The Trump administration and congressional Republicans are working together on crafting a new, 10 percent middle-income tax cut. The House’s top tax writer has said that a new 10 percent tax cut measure will be advanced in the coming weeks.
Middle-Income Tax Cut
President Donald Trump announced on October 22 that a new 10 percent tax cut would soon be unveiled that will focus specifically on middle-income taxpayers. “President Trump is determined to provide further tax relief for middle-class families,” House Ways and Means Committee Chairman Kevin Brady, R-Tex., said in an October 23 statement. “We will continue to work with the White House and Treasury over the coming weeks to develop an additional 10 percent tax cut focused specifically on middle-class families and workers, to be advanced as Republicans retain the House and Senate,” Brady added.
Comment. Notably, Brady is essentially highlighting in his statement that any such additional tax cut measure would require a Republican majority for congressional approval. As November midterm elections near, there is “talk” on Capitol Hill that Republicans may lose control of the House.
The additional 10 percent tax cut for middle-income taxpayers would aim to build upon the individual tax cuts enacted last December under the Tax Cuts and Jobs Act (TCJA) (P.L. 115-97). To that end, the House passed a “Tax Reform 2.0” package last month, which would make permanent the TCJA’s individual and small business tax credits. The TCJA’s individual tax cut provisions were enacted temporarily through 2025 in accordance with certain Senate budget rules. Although the TCJA did not receive one Democratic vote, the Tax Reform 2.0 package did clear the House with some bipartisan support.
At this time, the House’s Tax Reform 2.0 package is not expected to be approved by the Senate in its current form. The retirement savings and business innovation bills of the three-bill package are considered likely on Capitol Hill to receive Democratic support. However, Democrats are not expected to support Republicans’ legislative efforts to make permanent the individual and small business tax cuts, which were enacted by legislation (TCJA) that they did not support.
Further, it appears unlikely that an additional individual tax cut would garner enough Democratic support in the Senate. Moreover, if Republicans do not retain a majority in the House and Senate, both of the GOP legislative efforts to extend the TCJA individual tax cuts and add another 10-percent tax cut seem next to impossible.

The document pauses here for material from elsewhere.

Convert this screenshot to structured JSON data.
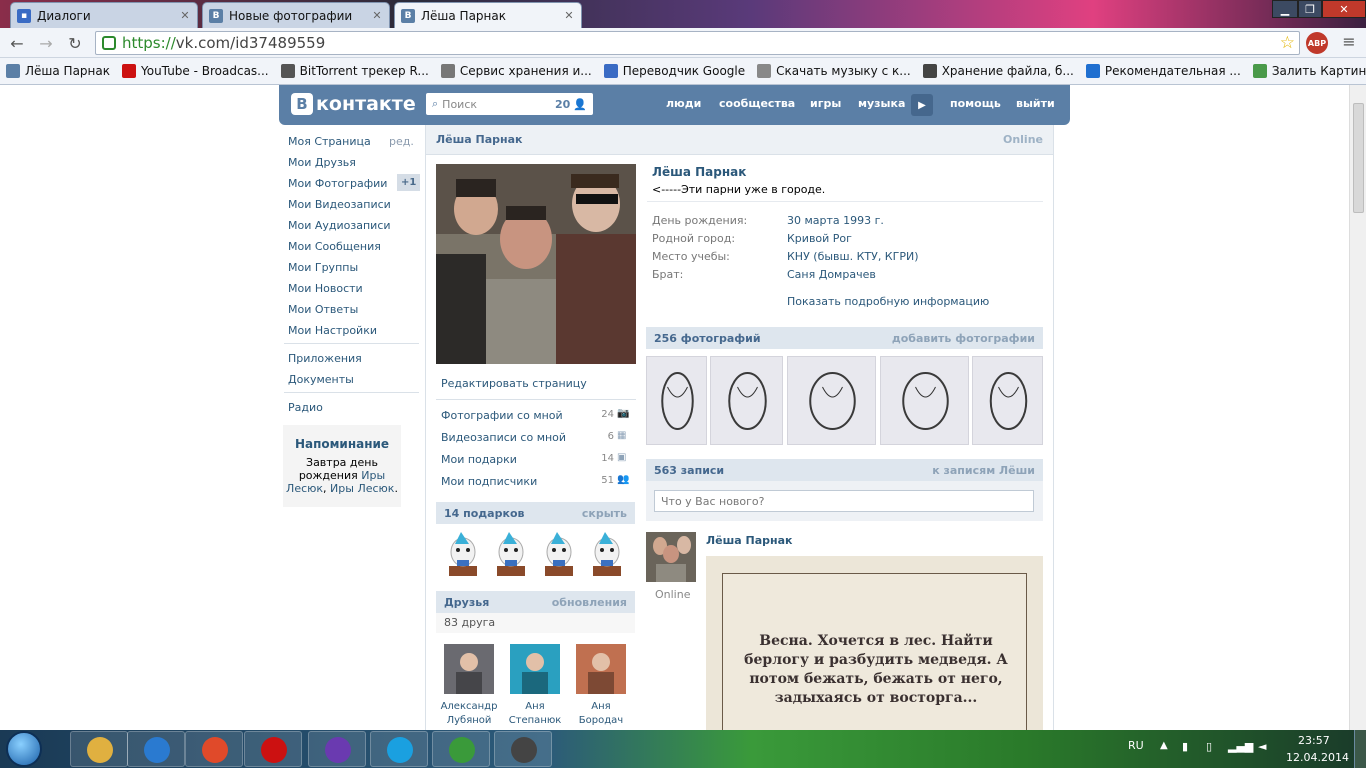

Meanwhile, Democratic lawmakers continue to criticize the TCJA for primarily benefiting wealthy individuals and corporations, now citing to Republicans’ push for a new middle-income tax cut as proof. “Trump promises that the [TCJA] would increase wages by $4,000. It didn’t. This [new tax cut] is nothing more than empty rhetoric and an admission by the Trump administration that the Trump tax law only helps corporations and the donor class,” Senate Finance Committee (SFC) ranking member Ron Wyden, D-Ore., said in an October 23 tweet.
However, SFC Chairman Orrin G. Hatch seemed to push back on his Democratic colleague’s notion that the TCJA did not benefit middle-income taxpayers. Hatch praised the TCJA in an October 23 press release for generating a “58 percent tax cut” for the average American family of four earning $73,000 a year. “While Democrats might call a 58 percent tax reduction, ‘crumbs,’ $2,000 means more money to put toward an education, save for retirement or use for a well-deserved vacation,” the SFC press release added.
Additionally, Hatch has signaled his willingness to work with the Trump administration in delivering more middle-income tax cuts. “Hatch welcomes efforts to build on tax reform’s success by continuing to deliver benefits to middle-class Americans and will work with Finance Committee members and the administration to determine how to best achieve that shared goal,” the October 23 press released noted.
By Jessica Jeane, Senior News Editor